* _AIM OF THE TASK_
In the records below, find every line with the word "Temperature" and copy it.

[Items from an interface collection]
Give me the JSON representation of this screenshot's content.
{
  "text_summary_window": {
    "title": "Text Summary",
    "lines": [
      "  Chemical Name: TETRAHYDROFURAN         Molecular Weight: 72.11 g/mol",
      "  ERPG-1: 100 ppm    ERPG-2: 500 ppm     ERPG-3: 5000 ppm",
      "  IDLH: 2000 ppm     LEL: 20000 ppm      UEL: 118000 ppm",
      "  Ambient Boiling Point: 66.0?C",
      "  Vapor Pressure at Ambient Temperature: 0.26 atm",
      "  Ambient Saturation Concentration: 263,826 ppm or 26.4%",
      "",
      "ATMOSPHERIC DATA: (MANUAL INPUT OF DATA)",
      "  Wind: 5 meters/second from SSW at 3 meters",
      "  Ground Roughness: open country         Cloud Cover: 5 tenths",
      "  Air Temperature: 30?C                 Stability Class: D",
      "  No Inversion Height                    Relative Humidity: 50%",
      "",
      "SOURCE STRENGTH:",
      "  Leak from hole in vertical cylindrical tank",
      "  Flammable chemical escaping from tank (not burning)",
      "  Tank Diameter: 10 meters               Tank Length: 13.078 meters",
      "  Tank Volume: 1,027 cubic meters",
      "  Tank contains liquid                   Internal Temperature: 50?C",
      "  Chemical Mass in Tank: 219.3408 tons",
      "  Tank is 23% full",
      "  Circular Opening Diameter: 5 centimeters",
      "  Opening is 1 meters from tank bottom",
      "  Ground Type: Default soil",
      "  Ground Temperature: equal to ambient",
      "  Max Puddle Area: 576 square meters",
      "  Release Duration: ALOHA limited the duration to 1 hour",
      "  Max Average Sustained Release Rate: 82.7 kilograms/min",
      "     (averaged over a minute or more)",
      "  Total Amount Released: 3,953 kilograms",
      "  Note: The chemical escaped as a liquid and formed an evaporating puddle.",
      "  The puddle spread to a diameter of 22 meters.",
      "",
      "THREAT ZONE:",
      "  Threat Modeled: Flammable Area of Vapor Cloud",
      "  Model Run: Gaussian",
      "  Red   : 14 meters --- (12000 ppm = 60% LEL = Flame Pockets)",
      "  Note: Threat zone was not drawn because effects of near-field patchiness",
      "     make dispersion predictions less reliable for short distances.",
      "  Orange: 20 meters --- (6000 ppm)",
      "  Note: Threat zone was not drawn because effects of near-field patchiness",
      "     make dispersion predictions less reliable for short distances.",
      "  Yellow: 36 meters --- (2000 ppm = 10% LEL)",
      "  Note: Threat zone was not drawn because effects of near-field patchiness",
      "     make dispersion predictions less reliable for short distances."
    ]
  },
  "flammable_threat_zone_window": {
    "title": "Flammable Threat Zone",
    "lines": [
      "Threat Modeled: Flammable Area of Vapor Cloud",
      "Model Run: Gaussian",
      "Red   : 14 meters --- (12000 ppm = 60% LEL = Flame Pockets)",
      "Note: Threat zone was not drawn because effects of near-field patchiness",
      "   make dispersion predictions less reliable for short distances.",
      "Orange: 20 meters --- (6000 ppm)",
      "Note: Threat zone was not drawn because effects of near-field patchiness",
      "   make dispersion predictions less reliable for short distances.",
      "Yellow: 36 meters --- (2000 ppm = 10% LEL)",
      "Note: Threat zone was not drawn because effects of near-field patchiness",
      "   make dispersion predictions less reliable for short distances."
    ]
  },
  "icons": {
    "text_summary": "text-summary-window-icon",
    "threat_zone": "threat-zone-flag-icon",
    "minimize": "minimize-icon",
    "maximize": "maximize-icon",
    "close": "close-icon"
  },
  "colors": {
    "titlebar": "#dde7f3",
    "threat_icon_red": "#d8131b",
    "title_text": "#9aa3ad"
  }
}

* _PROBLEM SOLUTION_
      "  Vapor Pressure at Ambient Temperature: 0.26 atm",
      "  Air Temperature: 30?C                 Stability Class: D",
      "  Tank contains liquid                   Internal Temperature: 50?C",
      "  Ground Temperature: equal to ambient",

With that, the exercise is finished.